RARITAN, NJ - The Raritan Borough Council is continuing discussions on traffic and pedestrian safety after a series of Raritan residents addressed the council with concerns.
The council discussed placing speed humps on Weiss Terrace to reduce traffic safety concerns in the neighborhood, a conversation that had been carried from a previous meeting.
Weiss Terrace was recently re-paved through a grant from the Regional Center Partnership. Speed humps were included in the neighborhood’s construction budget, though placing them there is still up for debate. Weiss Terrace residents have expressed a desire for speed humps in their neighborhood.
“It’s not going to cost us more than we anticipated, it’s something that the residents of the area have asked for,” said council president Nicolas Carra. “So, to me, it seems like a no brainer to do.”
The council is responsible for resident safety and can make the decision about what goes on the roads, councilman Michael Patente, who brought up the traffic concerns, said.
It was agreed that a speed hump will be put on Weiss Terrace. As a next step, the borough engineer will need to settle on a location and coordinate with the contractor in charge of re-paving the streets.
In addition to the speed hump on Weiss Terrace, Patente discussed increasing signage, including “Children at Play” signs, in certain neighborhoods, specifically on Weiss, Woodmere Street and Meehan Avenue.
While a speed hump on Weiss Terrace is a positive step for the neighborhood, traffic and safety still remains an issue throughout the borough. The council will continue to discuss and plan for a borough-wide traffic study to pinpoint problem areas and make future plans.

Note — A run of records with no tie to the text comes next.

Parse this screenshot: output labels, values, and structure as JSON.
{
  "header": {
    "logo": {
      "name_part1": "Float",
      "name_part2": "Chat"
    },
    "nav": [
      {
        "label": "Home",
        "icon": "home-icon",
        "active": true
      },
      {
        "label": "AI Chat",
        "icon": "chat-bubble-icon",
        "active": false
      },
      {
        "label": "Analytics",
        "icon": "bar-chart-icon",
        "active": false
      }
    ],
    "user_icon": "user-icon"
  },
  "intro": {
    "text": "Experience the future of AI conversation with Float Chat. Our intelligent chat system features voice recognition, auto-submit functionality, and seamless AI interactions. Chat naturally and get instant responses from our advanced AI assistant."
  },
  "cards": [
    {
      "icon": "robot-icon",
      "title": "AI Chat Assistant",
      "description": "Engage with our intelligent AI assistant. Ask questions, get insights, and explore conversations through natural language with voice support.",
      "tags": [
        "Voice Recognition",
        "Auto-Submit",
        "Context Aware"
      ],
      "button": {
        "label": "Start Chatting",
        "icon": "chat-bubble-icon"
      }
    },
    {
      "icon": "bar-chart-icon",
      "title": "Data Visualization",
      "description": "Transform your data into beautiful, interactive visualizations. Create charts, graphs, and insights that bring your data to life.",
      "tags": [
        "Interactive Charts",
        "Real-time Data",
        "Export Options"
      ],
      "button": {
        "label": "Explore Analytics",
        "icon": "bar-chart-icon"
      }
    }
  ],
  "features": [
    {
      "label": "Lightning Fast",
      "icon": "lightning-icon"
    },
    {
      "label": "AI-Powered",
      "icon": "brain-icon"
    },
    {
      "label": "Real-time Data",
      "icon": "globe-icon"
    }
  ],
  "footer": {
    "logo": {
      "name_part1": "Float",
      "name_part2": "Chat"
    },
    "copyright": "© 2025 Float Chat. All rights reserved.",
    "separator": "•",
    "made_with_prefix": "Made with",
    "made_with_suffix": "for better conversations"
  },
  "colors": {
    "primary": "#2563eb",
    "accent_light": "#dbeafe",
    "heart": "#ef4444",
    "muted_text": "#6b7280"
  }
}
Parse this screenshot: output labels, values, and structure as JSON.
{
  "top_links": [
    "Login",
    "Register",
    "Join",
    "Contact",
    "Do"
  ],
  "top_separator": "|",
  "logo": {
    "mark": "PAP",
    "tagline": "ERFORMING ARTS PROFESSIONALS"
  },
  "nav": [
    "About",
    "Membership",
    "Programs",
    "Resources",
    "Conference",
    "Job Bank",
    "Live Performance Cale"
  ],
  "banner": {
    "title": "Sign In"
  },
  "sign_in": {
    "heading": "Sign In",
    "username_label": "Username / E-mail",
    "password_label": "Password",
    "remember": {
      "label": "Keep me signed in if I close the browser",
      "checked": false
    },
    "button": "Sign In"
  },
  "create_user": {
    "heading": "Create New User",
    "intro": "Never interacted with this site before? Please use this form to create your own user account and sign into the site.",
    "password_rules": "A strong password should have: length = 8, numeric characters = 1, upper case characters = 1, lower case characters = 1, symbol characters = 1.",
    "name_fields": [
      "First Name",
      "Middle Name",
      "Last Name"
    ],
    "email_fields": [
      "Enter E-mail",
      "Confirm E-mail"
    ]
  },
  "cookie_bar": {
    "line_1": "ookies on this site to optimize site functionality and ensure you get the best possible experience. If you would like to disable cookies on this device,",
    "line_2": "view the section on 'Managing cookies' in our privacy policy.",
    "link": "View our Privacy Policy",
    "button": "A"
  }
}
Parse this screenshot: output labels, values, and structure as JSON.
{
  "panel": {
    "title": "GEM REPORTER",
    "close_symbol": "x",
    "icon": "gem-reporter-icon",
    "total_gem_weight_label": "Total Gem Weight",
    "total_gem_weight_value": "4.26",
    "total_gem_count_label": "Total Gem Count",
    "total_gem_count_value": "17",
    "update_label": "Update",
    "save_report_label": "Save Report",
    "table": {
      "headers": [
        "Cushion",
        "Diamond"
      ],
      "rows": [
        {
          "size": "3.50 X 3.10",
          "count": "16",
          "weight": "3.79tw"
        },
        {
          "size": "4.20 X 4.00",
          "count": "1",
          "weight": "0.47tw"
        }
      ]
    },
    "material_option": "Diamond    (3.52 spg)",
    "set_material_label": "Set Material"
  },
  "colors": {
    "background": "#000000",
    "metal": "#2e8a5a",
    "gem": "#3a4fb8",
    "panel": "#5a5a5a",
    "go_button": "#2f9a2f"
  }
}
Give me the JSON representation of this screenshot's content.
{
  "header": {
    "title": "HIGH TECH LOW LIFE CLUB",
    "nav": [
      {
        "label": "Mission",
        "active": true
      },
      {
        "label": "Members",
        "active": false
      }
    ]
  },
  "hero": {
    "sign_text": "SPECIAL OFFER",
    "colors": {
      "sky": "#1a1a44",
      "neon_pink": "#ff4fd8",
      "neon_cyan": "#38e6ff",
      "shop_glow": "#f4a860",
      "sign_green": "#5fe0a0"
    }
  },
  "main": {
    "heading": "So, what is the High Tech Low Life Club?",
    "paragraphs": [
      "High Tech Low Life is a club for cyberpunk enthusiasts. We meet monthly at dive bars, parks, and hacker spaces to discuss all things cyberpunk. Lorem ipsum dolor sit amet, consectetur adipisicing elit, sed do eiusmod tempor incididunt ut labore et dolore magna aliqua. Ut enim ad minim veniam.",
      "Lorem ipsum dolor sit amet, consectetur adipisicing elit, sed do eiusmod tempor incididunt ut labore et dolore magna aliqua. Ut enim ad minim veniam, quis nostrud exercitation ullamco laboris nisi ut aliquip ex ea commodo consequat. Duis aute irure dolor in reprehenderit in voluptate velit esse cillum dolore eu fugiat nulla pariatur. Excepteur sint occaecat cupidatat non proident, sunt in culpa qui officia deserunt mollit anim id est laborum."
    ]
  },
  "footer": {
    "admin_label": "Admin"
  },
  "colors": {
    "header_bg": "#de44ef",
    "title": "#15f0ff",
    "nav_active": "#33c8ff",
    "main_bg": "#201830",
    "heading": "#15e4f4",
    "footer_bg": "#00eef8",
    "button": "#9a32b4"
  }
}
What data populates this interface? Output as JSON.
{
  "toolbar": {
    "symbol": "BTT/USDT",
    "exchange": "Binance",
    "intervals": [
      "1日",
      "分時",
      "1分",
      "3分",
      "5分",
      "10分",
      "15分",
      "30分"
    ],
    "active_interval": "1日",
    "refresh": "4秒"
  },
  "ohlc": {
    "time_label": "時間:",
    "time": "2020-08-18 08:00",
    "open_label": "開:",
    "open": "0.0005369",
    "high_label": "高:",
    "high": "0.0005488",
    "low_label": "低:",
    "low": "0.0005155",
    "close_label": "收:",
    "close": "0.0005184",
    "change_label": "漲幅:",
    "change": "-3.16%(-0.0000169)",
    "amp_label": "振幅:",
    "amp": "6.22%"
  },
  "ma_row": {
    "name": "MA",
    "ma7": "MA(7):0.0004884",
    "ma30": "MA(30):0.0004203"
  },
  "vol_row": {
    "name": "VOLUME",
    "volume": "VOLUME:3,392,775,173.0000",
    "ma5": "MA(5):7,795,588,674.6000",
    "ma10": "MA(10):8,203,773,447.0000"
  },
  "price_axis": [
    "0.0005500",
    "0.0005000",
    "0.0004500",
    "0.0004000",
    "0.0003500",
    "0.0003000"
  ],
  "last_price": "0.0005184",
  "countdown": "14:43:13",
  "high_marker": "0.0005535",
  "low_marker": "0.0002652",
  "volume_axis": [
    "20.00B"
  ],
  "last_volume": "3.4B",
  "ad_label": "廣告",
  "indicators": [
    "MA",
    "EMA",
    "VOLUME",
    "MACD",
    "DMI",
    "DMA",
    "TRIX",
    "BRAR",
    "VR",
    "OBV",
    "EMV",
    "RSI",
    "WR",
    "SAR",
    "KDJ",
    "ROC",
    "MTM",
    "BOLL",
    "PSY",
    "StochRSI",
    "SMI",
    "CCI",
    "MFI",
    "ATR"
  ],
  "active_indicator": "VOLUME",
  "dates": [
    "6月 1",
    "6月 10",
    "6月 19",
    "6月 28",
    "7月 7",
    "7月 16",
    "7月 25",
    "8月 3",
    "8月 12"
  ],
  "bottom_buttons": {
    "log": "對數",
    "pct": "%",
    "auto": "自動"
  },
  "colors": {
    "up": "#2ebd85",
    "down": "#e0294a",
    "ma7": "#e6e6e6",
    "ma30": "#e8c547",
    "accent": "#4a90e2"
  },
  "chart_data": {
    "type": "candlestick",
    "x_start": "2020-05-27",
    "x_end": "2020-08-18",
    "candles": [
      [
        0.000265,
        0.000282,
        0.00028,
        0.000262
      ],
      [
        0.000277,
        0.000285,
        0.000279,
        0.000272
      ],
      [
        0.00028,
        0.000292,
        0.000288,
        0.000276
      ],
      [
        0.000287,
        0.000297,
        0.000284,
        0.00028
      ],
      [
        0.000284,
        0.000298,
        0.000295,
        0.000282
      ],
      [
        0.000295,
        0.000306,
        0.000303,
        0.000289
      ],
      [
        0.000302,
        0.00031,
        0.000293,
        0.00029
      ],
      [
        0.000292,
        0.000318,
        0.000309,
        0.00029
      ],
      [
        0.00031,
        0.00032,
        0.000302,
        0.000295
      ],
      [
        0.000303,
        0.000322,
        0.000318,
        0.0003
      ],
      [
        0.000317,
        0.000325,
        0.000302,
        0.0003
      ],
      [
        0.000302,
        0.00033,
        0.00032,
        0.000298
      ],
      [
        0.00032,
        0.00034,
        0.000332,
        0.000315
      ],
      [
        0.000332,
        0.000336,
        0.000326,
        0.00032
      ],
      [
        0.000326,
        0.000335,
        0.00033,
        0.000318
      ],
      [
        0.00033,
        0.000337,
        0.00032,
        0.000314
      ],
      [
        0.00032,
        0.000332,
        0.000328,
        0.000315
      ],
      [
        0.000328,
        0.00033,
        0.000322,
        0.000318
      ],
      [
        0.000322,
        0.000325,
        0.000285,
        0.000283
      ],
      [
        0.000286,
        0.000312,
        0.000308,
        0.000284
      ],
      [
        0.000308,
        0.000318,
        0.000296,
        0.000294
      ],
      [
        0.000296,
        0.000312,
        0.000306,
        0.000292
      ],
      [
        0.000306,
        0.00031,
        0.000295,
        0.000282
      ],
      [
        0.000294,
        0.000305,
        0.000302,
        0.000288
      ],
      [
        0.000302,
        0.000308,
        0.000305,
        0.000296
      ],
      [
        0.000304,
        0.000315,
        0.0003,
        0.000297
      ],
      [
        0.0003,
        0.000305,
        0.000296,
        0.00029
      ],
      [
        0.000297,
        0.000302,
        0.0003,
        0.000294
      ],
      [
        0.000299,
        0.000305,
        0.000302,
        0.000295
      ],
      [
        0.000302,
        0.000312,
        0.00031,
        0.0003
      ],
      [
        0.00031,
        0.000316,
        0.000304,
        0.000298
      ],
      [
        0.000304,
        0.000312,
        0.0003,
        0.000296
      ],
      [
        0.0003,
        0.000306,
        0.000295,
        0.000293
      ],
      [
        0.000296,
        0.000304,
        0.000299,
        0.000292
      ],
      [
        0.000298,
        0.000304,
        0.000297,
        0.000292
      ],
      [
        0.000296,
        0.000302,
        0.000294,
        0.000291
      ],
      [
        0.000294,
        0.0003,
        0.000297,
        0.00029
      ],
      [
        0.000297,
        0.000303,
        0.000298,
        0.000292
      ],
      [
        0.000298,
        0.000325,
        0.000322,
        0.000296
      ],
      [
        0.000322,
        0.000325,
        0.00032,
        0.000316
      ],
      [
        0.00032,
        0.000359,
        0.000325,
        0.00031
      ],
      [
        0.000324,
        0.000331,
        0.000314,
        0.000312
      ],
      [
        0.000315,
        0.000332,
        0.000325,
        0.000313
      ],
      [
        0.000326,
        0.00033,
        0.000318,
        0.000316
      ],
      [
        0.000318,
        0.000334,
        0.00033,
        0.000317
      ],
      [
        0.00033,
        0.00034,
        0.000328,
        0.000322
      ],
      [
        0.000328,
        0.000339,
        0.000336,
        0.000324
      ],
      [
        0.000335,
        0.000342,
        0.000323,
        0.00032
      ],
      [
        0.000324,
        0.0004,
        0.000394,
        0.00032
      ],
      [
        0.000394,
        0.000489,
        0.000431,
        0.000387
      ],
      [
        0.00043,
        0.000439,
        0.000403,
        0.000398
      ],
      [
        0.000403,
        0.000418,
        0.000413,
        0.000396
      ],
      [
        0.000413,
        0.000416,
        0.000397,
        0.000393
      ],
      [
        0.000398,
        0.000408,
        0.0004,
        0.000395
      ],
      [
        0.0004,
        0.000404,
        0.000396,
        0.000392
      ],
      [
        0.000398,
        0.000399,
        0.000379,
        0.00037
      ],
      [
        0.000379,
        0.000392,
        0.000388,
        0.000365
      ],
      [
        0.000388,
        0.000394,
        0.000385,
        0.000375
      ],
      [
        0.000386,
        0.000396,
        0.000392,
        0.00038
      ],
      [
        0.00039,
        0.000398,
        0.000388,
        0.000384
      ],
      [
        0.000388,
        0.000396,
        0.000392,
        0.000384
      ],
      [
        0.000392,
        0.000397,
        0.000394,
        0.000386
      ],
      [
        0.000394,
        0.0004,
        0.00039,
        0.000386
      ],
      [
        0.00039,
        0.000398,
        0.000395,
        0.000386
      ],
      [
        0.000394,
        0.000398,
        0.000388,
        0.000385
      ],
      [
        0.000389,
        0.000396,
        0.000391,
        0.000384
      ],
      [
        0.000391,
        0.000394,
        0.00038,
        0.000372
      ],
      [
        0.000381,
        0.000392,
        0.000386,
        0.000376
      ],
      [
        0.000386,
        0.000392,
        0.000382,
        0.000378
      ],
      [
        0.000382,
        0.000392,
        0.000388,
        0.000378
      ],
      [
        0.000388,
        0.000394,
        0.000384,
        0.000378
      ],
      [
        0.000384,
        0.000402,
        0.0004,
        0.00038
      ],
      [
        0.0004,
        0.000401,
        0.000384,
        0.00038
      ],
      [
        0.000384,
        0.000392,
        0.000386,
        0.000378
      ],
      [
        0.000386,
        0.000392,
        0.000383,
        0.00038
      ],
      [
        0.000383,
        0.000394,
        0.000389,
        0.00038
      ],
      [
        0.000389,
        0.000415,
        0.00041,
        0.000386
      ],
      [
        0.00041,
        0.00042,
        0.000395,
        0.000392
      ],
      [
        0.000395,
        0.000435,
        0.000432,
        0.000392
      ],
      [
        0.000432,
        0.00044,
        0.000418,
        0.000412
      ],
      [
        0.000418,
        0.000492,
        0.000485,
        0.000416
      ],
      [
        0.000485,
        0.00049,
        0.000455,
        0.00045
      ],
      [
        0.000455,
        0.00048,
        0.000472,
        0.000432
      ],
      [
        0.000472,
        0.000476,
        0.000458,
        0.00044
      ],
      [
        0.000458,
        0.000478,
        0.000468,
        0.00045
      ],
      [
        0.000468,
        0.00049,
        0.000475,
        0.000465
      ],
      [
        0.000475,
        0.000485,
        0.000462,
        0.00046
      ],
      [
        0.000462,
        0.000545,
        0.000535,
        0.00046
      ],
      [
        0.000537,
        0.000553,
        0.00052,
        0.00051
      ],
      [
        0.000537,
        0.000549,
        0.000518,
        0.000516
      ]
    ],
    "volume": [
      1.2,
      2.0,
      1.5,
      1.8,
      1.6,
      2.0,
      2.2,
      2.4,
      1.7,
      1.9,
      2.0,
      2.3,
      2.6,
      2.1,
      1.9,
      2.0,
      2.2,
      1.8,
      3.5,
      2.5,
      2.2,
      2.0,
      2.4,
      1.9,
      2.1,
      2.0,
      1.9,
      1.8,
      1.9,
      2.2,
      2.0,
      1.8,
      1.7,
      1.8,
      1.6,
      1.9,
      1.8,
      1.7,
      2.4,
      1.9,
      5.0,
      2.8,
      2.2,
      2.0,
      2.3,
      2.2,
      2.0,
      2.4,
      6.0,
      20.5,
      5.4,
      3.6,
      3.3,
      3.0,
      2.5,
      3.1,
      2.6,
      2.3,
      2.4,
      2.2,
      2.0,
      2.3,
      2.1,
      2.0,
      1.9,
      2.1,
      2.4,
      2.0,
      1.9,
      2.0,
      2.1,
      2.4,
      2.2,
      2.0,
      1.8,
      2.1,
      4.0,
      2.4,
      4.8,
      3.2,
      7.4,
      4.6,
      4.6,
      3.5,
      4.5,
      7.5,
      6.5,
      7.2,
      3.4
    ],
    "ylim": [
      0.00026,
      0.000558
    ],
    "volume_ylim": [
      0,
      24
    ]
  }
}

Borough engineer Stanley Schrek has been looking into this process, and it is expected to be discussed at the next council meeting Oct. 27.
“Stanley had suggested that maybe a whole town study was appropriate, so he was going to look into seeing what would be involved in getting a whole town study,” Patente said.
Borough planner Angela Knowles said that doing a town-wide study will be beneficial to see how updates to specific areas will impact traffic throughout the borough.
“I think the example was they wanted speed humps on Weiss Terrace. doing that might discourage residents from traveling on that road, but then they might go to a different street and speed down a different street,” she said.
All council members agreed that a borough-wide traffic study will be beneficial.
Councilman Pablo Orozco, who moved off of Anderson Street just two days before driver Ronald Rebernik hit and killed one-year-old Matias Ortega who was walking with his mother and brother on the sidewalk, said that following the incident, the implementation of a four-way-stop helped the neighborhood's traffic flow.
“We voted to have some speed humps on Weiss and I’m all for that, but I want to see what else we can have done for the rest of the town as well,” Orozco said. “I know that every little neighborhood and every street has their own issues that need to be dealt with in their own ways, and that’s why it’s important to have this traffic study done sooner rather than later.”
The council said they hope the borough engineer and chief of police, who will lead the study, can be in attendance at the Oct. 27 council meeting, to solidify plans.